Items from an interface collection

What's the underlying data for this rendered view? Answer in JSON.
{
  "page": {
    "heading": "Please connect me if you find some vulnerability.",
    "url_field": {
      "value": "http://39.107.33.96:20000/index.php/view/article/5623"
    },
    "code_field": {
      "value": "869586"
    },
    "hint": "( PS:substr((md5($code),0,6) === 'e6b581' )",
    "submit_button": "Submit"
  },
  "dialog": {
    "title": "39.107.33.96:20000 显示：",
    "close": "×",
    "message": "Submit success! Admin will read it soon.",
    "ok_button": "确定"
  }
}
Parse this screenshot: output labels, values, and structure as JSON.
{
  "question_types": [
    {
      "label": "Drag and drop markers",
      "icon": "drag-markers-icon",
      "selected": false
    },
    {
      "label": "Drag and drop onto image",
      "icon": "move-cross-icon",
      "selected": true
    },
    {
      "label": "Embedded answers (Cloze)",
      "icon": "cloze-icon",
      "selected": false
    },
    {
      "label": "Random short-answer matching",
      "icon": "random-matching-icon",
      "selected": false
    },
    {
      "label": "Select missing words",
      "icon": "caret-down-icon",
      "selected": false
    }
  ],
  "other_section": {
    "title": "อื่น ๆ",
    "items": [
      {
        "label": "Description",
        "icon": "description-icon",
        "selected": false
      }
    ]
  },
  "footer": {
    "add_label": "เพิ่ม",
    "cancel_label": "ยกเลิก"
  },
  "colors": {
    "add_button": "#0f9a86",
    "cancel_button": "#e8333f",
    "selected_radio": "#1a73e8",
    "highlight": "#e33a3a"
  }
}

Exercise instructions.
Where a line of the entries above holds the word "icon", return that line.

Reply to the task.
      "icon": "drag-markers-icon",
      "icon": "move-cross-icon",
      "icon": "cloze-icon",
      "icon": "random-matching-icon",
      "icon": "caret-down-icon",
        "icon": "description-icon",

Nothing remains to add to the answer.